═══ RECORDS PROVIDED ═══

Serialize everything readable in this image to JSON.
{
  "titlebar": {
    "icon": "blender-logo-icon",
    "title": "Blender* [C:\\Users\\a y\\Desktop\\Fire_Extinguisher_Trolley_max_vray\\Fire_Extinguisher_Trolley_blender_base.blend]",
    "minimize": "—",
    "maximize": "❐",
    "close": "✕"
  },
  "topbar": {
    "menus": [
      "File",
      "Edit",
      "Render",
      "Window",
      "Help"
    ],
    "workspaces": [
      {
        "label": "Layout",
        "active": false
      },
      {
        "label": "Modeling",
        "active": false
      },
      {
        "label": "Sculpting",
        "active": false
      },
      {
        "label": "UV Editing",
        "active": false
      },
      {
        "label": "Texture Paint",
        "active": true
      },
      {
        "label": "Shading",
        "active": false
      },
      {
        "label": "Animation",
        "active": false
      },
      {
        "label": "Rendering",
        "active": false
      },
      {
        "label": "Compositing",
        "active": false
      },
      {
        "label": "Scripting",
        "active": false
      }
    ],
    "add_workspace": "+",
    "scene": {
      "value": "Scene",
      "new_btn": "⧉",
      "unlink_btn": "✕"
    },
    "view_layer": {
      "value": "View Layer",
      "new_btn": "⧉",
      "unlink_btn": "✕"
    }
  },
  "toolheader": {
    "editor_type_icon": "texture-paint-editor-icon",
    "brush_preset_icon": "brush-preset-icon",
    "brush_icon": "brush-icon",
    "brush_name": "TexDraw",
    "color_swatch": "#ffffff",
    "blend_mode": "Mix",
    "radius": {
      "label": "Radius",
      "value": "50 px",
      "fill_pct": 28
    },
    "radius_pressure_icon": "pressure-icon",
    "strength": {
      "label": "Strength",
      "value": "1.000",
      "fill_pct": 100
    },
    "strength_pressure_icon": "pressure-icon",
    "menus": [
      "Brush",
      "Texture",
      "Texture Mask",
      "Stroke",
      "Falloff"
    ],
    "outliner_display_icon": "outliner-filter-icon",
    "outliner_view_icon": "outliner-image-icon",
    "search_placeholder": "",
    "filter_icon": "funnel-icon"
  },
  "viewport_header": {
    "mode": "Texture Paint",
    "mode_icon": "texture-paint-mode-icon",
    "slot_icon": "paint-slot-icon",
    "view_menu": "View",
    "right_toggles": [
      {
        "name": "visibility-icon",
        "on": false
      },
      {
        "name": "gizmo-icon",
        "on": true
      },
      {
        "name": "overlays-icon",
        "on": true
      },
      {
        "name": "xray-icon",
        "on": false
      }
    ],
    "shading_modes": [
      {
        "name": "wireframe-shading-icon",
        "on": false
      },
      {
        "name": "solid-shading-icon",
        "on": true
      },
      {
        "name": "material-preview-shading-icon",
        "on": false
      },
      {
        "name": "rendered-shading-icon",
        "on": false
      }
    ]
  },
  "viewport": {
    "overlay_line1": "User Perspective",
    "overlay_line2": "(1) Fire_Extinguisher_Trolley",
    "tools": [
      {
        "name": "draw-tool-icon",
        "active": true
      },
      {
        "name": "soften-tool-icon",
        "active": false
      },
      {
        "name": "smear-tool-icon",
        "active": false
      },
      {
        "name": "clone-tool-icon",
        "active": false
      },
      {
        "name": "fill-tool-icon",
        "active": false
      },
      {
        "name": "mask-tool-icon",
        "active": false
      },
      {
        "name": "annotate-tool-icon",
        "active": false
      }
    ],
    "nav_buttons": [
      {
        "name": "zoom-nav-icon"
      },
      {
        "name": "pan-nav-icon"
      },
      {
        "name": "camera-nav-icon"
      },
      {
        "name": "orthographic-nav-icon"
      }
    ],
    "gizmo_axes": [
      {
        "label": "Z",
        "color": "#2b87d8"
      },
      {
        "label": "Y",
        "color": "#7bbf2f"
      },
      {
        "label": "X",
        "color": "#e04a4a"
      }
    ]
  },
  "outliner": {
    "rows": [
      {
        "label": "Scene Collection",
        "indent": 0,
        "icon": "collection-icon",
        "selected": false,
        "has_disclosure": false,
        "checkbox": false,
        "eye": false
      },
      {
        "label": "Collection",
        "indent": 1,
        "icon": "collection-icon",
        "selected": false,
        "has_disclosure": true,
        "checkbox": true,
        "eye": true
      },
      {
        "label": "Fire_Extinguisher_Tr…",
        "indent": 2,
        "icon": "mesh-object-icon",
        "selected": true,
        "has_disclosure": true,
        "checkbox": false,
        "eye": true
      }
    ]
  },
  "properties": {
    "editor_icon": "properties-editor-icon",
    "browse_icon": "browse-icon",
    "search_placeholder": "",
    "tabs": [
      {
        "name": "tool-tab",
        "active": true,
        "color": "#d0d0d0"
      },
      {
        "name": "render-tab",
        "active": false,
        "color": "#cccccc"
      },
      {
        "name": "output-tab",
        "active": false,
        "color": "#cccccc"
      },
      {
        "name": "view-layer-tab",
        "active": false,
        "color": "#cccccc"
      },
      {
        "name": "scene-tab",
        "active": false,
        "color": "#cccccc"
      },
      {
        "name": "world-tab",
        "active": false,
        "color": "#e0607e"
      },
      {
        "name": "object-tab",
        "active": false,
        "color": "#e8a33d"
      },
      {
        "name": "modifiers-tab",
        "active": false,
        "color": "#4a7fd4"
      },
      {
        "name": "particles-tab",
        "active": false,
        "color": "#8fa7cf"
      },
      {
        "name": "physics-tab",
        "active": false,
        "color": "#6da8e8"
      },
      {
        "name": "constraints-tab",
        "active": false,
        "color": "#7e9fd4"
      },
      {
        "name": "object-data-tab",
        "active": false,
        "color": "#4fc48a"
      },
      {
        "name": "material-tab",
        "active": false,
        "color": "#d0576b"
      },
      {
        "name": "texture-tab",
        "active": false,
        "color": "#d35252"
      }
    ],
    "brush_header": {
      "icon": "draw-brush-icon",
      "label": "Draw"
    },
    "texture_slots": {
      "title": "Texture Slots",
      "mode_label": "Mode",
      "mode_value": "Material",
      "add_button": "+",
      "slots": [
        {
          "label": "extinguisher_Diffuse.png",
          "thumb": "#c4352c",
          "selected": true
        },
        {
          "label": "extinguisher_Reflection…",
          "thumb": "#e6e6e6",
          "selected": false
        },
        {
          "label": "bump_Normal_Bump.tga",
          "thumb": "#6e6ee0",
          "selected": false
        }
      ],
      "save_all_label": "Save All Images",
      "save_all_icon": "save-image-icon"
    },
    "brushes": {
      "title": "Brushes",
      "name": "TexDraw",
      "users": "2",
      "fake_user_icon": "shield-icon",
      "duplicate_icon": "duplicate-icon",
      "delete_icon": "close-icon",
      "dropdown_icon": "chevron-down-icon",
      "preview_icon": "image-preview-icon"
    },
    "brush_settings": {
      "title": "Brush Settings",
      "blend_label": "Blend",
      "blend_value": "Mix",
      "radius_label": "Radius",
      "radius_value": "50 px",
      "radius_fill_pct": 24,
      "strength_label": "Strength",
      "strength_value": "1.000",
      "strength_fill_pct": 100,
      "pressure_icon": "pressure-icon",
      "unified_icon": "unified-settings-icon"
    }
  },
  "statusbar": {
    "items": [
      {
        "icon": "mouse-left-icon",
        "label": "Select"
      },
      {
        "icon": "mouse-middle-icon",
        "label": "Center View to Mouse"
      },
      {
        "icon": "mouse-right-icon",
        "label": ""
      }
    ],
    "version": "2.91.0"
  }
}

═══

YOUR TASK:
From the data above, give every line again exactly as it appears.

EXPECTED ANSWER:
Serialize everything readable in this image to JSON.
{
  "titlebar": {
    "icon": "blender-logo-icon",
    "title": "Blender* [C:\\Users\\a y\\Desktop\\Fire_Extinguisher_Trolley_max_vray\\Fire_Extinguisher_Trolley_blender_base.blend]",
    "minimize": "—",
    "maximize": "❐",
    "close": "✕"
  },
  "topbar": {
    "menus": [
      "File",
      "Edit",
      "Render",
      "Window",
      "Help"
    ],
    "workspaces": [
      {
        "label": "Layout",
        "active": false
      },
      {
        "label": "Modeling",
        "active": false
      },
      {
        "label": "Sculpting",
        "active": false
      },
      {
        "label": "UV Editing",
        "active": false
      },
      {
        "label": "Texture Paint",
        "active": true
      },
      {
        "label": "Shading",
        "active": false
      },
      {
        "label": "Animation",
        "active": false
      },
      {
        "label": "Rendering",
        "active": false
      },
      {
        "label": "Compositing",
        "active": false
      },
      {
        "label": "Scripting",
        "active": false
      }
    ],
    "add_workspace": "+",
    "scene": {
      "value": "Scene",
      "new_btn": "⧉",
      "unlink_btn": "✕"
    },
    "view_layer": {
      "value": "View Layer",
      "new_btn": "⧉",
      "unlink_btn": "✕"
    }
  },
  "toolheader": {
    "editor_type_icon": "texture-paint-editor-icon",
    "brush_preset_icon": "brush-preset-icon",
    "brush_icon": "brush-icon",
    "brush_name": "TexDraw",
    "color_swatch": "#ffffff",
    "blend_mode": "Mix",
    "radius": {
      "label": "Radius",
      "value": "50 px",
      "fill_pct": 28
    },
    "radius_pressure_icon": "pressure-icon",
    "strength": {
      "label": "Strength",
      "value": "1.000",
      "fill_pct": 100
    },
    "strength_pressure_icon": "pressure-icon",
    "menus": [
      "Brush",
      "Texture",
      "Texture Mask",
      "Stroke",
      "Falloff"
    ],
    "outliner_display_icon": "outliner-filter-icon",
    "outliner_view_icon": "outliner-image-icon",
    "search_placeholder": "",
    "filter_icon": "funnel-icon"
  },
  "viewport_header": {
    "mode": "Texture Paint",
    "mode_icon": "texture-paint-mode-icon",
    "slot_icon": "paint-slot-icon",
    "view_menu": "View",
    "right_toggles": [
      {
        "name": "visibility-icon",
        "on": false
      },
      {
        "name": "gizmo-icon",
        "on": true
      },
      {
        "name": "overlays-icon",
        "on": true
      },
      {
        "name": "xray-icon",
        "on": false
      }
    ],
    "shading_modes": [
      {
        "name": "wireframe-shading-icon",
        "on": false
      },
      {
        "name": "solid-shading-icon",
        "on": true
      },
      {
        "name": "material-preview-shading-icon",
        "on": false
      },
      {
        "name": "rendered-shading-icon",
        "on": false
      }
    ]
  },
  "viewport": {
    "overlay_line1": "User Perspective",
    "overlay_line2": "(1) Fire_Extinguisher_Trolley",
    "tools": [
      {
        "name": "draw-tool-icon",
        "active": true
      },
      {
        "name": "soften-tool-icon",
        "active": false
      },
      {
        "name": "smear-tool-icon",
        "active": false
      },
      {
        "name": "clone-tool-icon",
        "active": false
      },
      {
        "name": "fill-tool-icon",
        "active": false
      },
      {
        "name": "mask-tool-icon",
        "active": false
      },
      {
        "name": "annotate-tool-icon",
        "active": false
      }
    ],
    "nav_buttons": [
      {
        "name": "zoom-nav-icon"
      },
      {
        "name": "pan-nav-icon"
      },
      {
        "name": "camera-nav-icon"
      },
      {
        "name": "orthographic-nav-icon"
      }
    ],
    "gizmo_axes": [
      {
        "label": "Z",
        "color": "#2b87d8"
      },
      {
        "label": "Y",
        "color": "#7bbf2f"
      },
      {
        "label": "X",
        "color": "#e04a4a"
      }
    ]
  },
  "outliner": {
    "rows": [
      {
        "label": "Scene Collection",
        "indent": 0,
        "icon": "collection-icon",
        "selected": false,
        "has_disclosure": false,
        "checkbox": false,
        "eye": false
      },
      {
        "label": "Collection",
        "indent": 1,
        "icon": "collection-icon",
        "selected": false,
        "has_disclosure": true,
        "checkbox": true,
        "eye": true
      },
      {
        "label": "Fire_Extinguisher_Tr…",
        "indent": 2,
        "icon": "mesh-object-icon",
        "selected": true,
        "has_disclosure": true,
        "checkbox": false,
        "eye": true
      }
    ]
  },
  "properties": {
    "editor_icon": "properties-editor-icon",
    "browse_icon": "browse-icon",
    "search_placeholder": "",
    "tabs": [
      {
        "name": "tool-tab",
        "active": true,
        "color": "#d0d0d0"
      },
      {
        "name": "render-tab",
        "active": false,
        "color": "#cccccc"
      },
      {
        "name": "output-tab",
        "active": false,
        "color": "#cccccc"
      },
      {
        "name": "view-layer-tab",
        "active": false,
        "color": "#cccccc"
      },
      {
        "name": "scene-tab",
        "active": false,
        "color": "#cccccc"
      },
      {
        "name": "world-tab",
        "active": false,
        "color": "#e0607e"
      },
      {
        "name": "object-tab",
        "active": false,
        "color": "#e8a33d"
      },
      {
        "name": "modifiers-tab",
        "active": false,
        "color": "#4a7fd4"
      },
      {
        "name": "particles-tab",
        "active": false,
        "color": "#8fa7cf"
      },
      {
        "name": "physics-tab",
        "active": false,
        "color": "#6da8e8"
      },
      {
        "name": "constraints-tab",
        "active": false,
        "color": "#7e9fd4"
      },
      {
        "name": "object-data-tab",
        "active": false,
        "color": "#4fc48a"
      },
      {
        "name": "material-tab",
        "active": false,
        "color": "#d0576b"
      },
      {
        "name": "texture-tab",
        "active": false,
        "color": "#d35252"
      }
    ],
    "brush_header": {
      "icon": "draw-brush-icon",
      "label": "Draw"
    },
    "texture_slots": {
      "title": "Texture Slots",
      "mode_label": "Mode",
      "mode_value": "Material",
      "add_button": "+",
      "slots": [
        {
          "label": "extinguisher_Diffuse.png",
          "thumb": "#c4352c",
          "selected": true
        },
        {
          "label": "extinguisher_Reflection…",
          "thumb": "#e6e6e6",
          "selected": false
        },
        {
          "label": "bump_Normal_Bump.tga",
          "thumb": "#6e6ee0",
          "selected": false
        }
      ],
      "save_all_label": "Save All Images",
      "save_all_icon": "save-image-icon"
    },
    "brushes": {
      "title": "Brushes",
      "name": "TexDraw",
      "users": "2",
      "fake_user_icon": "shield-icon",
      "duplicate_icon": "duplicate-icon",
      "delete_icon": "close-icon",
      "dropdown_icon": "chevron-down-icon",
      "preview_icon": "image-preview-icon"
    },
    "brush_settings": {
      "title": "Brush Settings",
      "blend_label": "Blend",
      "blend_value": "Mix",
      "radius_label": "Radius",
      "radius_value": "50 px",
      "radius_fill_pct": 24,
      "strength_label": "Strength",
      "strength_value": "1.000",
      "strength_fill_pct": 100,
      "pressure_icon": "pressure-icon",
      "unified_icon": "unified-settings-icon"
    }
  },
  "statusbar": {
    "items": [
      {
        "icon": "mouse-left-icon",
        "label": "Select"
      },
      {
        "icon": "mouse-middle-icon",
        "label": "Center View to Mouse"
      },
      {
        "icon": "mouse-right-icon",
        "label": ""
      }
    ],
    "version": "2.91.0"
  }
}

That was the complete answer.